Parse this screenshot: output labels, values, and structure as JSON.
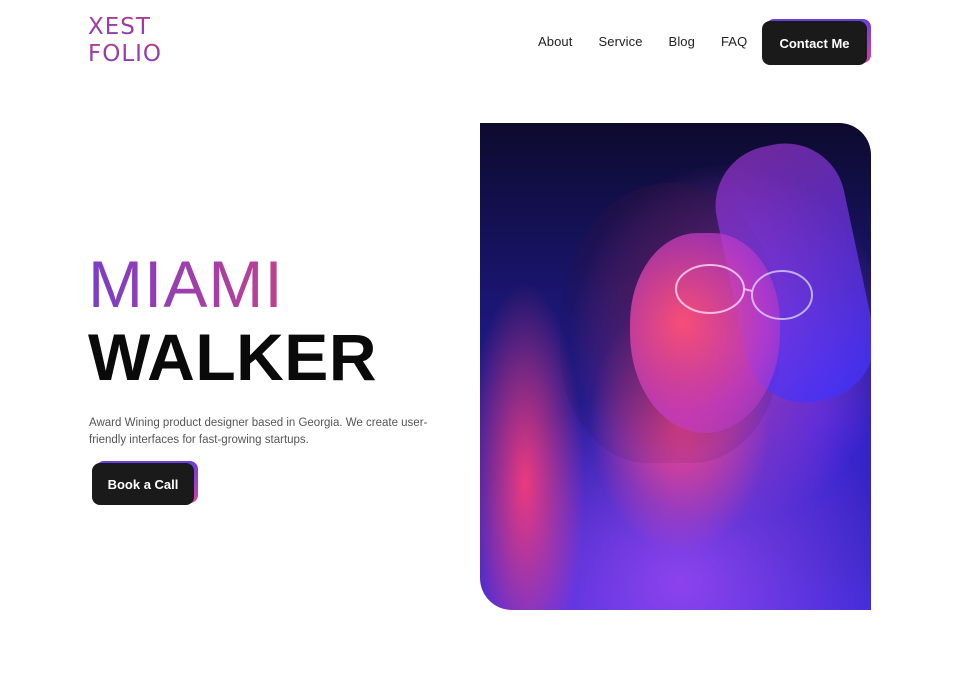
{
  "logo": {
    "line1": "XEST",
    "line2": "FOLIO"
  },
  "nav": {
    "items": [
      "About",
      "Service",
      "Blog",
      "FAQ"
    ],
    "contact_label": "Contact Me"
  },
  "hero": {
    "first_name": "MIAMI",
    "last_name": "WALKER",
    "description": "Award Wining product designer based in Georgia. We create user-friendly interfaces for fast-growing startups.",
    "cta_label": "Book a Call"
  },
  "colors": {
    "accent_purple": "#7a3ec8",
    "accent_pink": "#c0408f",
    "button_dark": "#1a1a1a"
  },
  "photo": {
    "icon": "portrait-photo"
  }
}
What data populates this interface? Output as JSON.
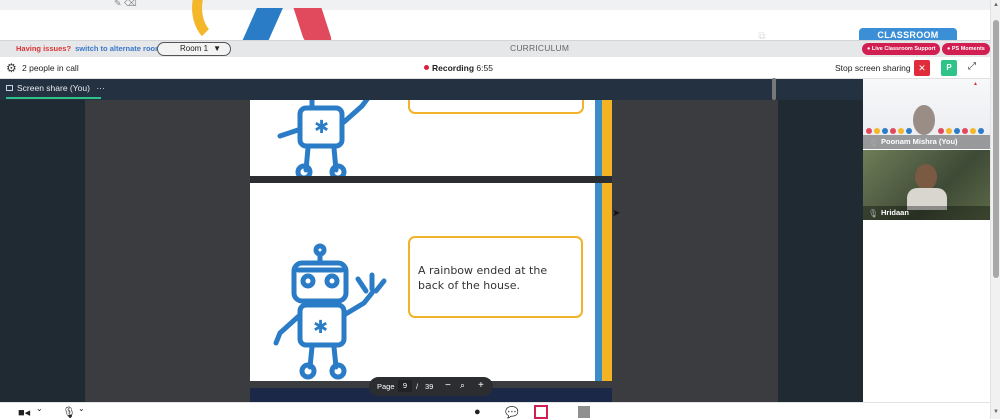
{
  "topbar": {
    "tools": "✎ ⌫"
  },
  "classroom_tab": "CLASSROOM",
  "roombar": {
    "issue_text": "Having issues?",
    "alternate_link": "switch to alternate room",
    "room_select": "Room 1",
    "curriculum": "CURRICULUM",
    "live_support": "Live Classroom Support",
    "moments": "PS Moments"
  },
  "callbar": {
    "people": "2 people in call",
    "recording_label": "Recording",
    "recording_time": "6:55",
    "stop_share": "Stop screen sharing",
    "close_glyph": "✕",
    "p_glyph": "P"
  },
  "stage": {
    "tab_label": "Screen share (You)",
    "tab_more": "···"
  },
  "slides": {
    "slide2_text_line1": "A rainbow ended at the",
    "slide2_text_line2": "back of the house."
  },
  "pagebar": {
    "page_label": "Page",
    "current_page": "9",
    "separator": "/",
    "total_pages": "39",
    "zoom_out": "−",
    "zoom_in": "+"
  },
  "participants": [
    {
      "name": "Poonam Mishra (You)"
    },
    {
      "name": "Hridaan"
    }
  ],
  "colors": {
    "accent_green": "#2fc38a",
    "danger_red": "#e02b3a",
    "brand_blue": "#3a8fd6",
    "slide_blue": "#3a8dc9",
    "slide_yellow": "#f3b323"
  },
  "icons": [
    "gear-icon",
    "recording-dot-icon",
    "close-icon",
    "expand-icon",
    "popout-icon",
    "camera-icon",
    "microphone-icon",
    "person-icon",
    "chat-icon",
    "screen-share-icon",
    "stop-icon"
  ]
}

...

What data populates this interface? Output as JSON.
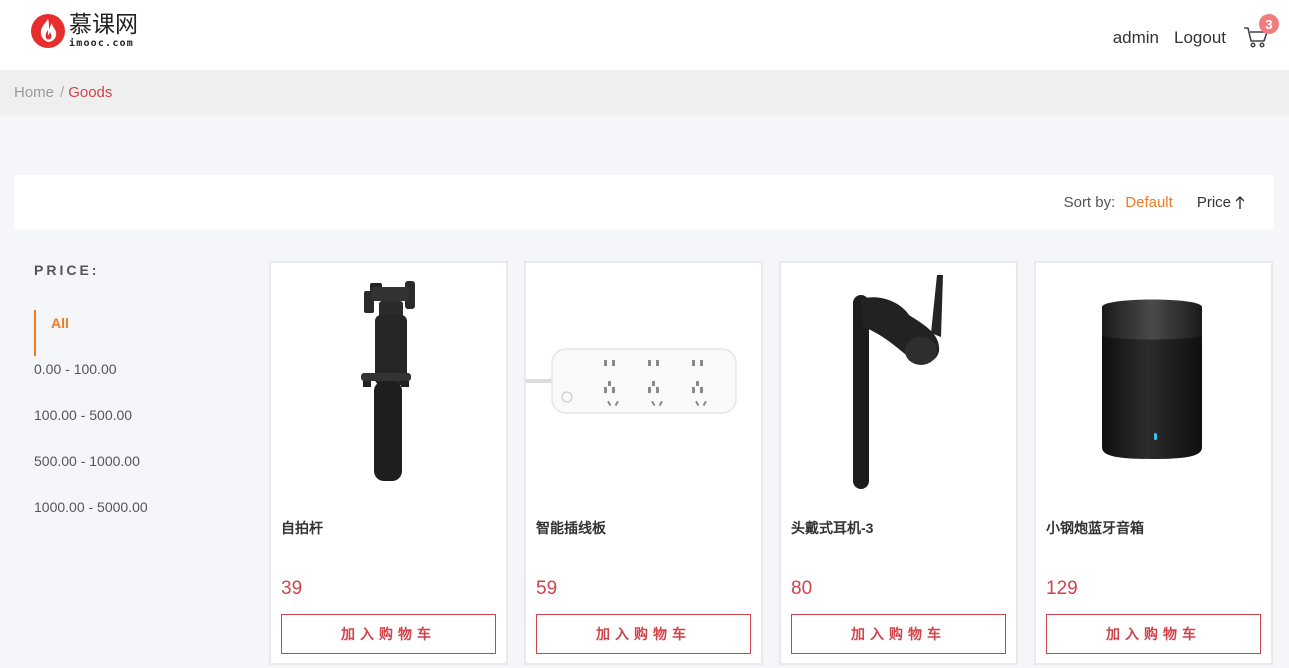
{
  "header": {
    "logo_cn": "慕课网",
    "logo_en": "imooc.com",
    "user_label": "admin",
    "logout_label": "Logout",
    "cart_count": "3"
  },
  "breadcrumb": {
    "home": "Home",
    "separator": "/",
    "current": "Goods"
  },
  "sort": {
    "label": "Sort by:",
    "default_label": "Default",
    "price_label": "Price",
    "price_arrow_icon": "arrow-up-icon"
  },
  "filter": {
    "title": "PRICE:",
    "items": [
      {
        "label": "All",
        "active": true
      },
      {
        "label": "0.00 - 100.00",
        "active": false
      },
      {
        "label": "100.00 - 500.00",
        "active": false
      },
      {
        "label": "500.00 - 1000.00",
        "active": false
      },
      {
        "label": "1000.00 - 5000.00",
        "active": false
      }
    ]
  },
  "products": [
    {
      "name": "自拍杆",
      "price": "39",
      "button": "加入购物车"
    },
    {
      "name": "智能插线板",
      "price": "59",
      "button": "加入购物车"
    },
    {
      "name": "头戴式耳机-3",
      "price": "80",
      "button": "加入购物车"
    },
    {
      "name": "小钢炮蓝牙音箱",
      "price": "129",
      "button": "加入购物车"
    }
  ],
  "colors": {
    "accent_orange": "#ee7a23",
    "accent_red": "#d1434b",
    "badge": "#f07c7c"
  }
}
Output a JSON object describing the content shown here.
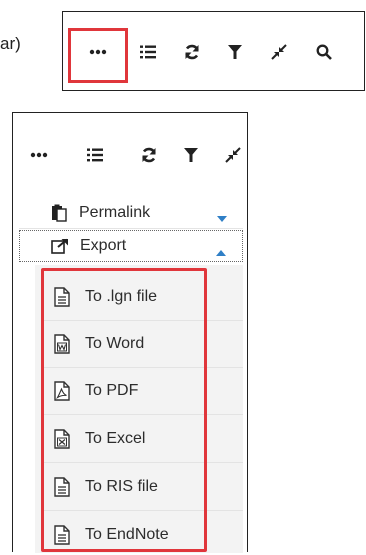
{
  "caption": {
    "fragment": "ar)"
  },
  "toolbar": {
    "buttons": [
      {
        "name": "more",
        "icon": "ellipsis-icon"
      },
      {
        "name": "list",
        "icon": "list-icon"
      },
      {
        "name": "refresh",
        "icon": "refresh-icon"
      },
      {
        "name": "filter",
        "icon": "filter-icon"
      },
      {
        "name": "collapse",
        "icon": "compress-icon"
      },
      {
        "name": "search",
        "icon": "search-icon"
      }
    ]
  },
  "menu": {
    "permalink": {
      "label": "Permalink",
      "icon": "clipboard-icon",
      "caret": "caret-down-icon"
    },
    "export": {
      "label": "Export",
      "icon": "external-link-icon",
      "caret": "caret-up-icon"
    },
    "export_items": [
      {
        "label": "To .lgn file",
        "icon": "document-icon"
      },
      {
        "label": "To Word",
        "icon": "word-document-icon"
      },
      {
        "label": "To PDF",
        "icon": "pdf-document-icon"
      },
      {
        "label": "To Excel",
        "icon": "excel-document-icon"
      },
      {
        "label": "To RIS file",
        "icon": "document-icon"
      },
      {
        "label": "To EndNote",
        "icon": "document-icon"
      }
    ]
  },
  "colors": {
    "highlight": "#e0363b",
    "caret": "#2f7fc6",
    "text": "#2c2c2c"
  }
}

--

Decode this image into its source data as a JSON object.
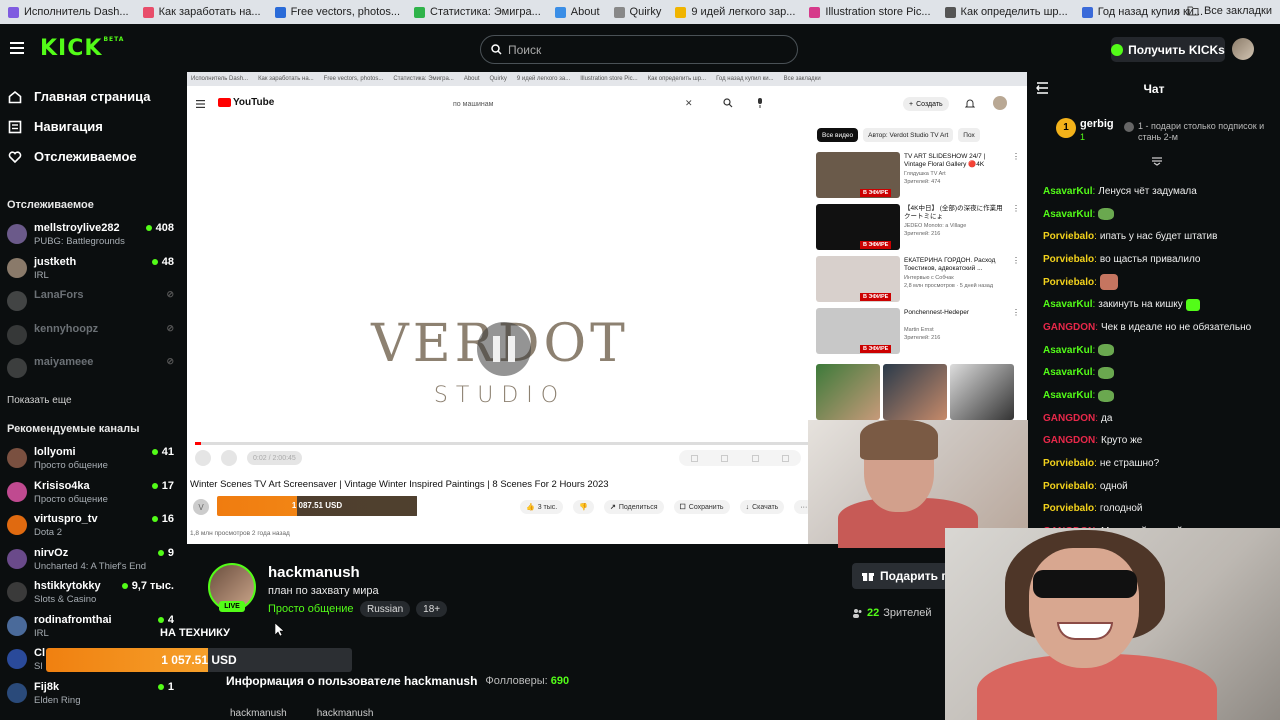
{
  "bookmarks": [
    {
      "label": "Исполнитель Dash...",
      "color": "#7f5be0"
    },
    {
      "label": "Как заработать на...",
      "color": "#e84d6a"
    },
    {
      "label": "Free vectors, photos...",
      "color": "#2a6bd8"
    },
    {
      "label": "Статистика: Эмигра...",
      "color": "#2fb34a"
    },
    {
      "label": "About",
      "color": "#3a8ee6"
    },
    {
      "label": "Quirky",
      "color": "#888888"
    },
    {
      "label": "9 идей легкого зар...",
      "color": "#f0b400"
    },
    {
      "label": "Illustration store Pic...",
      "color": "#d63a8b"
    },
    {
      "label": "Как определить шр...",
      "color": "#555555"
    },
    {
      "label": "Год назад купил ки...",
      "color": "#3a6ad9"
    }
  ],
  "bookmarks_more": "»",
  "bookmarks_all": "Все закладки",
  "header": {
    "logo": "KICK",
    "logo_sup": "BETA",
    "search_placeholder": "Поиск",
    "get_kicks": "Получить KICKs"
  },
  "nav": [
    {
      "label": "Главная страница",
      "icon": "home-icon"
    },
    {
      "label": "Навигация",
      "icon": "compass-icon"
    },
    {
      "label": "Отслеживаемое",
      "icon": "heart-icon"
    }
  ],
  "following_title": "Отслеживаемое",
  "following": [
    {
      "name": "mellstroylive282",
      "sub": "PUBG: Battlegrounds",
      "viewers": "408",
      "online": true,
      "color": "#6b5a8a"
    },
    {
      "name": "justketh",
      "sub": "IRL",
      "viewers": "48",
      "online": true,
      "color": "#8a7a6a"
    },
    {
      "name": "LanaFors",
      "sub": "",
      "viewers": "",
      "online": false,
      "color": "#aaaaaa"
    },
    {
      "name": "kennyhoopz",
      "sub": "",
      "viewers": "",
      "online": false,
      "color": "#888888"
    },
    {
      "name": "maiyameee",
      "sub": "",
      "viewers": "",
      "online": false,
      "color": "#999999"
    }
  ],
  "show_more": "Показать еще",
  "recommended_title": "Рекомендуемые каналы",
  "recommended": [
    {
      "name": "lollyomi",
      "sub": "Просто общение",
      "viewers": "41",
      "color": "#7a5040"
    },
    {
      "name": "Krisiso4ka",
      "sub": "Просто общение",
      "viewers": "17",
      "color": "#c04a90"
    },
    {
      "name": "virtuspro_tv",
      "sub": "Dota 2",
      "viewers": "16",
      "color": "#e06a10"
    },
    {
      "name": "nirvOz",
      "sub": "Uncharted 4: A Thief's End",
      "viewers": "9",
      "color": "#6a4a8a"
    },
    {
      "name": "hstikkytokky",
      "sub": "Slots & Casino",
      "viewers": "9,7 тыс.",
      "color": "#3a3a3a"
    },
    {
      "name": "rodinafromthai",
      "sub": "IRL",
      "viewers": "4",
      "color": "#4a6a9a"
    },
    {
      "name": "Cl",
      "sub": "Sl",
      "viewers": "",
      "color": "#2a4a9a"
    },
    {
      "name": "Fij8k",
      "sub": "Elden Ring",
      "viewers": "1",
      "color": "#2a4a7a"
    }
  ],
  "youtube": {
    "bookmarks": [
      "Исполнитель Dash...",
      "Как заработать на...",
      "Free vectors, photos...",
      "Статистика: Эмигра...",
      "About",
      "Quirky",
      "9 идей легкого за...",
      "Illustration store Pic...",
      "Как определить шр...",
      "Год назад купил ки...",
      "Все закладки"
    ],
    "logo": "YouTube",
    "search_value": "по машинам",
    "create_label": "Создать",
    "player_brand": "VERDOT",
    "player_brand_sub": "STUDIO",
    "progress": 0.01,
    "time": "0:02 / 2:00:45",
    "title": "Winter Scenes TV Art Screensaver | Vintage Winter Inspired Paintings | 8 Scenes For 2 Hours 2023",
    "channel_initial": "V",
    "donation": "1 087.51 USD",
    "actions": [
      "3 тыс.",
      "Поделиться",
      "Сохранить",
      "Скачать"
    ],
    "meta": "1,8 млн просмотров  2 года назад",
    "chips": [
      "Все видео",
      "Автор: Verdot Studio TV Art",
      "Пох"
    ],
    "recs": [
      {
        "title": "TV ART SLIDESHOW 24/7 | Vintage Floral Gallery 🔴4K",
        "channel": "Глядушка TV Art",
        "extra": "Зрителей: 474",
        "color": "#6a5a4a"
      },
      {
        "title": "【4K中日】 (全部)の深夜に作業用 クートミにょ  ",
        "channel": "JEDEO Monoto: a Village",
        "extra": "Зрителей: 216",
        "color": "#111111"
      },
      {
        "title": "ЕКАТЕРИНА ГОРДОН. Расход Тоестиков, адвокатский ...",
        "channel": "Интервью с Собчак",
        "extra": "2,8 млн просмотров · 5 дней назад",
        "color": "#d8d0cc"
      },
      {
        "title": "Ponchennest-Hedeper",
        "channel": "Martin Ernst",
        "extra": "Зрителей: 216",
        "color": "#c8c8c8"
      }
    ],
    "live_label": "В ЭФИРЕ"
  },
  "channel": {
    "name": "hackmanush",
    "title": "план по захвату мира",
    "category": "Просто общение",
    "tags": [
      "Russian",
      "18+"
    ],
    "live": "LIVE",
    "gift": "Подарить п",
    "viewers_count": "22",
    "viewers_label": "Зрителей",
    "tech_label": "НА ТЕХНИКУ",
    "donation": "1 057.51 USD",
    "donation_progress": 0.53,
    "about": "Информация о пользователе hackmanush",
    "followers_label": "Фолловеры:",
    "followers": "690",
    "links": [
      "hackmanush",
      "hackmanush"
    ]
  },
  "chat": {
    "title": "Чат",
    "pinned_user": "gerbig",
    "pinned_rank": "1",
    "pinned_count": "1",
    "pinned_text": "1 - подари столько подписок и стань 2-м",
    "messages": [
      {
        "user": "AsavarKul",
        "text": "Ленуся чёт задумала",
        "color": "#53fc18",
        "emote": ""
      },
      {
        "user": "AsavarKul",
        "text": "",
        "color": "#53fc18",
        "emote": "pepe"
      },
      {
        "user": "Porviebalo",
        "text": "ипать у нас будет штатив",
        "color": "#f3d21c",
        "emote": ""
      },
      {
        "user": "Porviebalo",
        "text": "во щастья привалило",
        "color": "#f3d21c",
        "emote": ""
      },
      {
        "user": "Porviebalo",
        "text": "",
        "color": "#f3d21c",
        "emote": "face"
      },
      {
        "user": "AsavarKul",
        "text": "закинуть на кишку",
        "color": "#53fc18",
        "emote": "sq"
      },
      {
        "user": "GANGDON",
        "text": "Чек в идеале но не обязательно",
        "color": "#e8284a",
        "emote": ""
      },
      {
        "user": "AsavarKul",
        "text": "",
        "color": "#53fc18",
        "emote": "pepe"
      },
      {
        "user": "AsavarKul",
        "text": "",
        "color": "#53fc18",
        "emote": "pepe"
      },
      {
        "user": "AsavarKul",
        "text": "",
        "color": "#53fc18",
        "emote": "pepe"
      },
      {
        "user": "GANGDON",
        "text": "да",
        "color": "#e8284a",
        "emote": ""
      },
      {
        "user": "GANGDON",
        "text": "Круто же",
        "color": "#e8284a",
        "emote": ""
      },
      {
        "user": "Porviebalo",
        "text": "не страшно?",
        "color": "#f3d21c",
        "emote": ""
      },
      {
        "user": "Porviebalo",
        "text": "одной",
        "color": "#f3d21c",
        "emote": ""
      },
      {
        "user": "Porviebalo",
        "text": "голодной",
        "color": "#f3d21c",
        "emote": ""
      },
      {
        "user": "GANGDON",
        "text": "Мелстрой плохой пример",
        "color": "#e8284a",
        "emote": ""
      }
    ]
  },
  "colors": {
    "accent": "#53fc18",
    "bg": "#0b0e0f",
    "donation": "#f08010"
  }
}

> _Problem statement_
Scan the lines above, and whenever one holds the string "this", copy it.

> _Response_
Parse this screenshot: output labels, values, and structure as JSON.
What data populates this interface? Output as JSON.
What data populates this interface? Output as JSON.
Decode this image into its source data as a JSON object.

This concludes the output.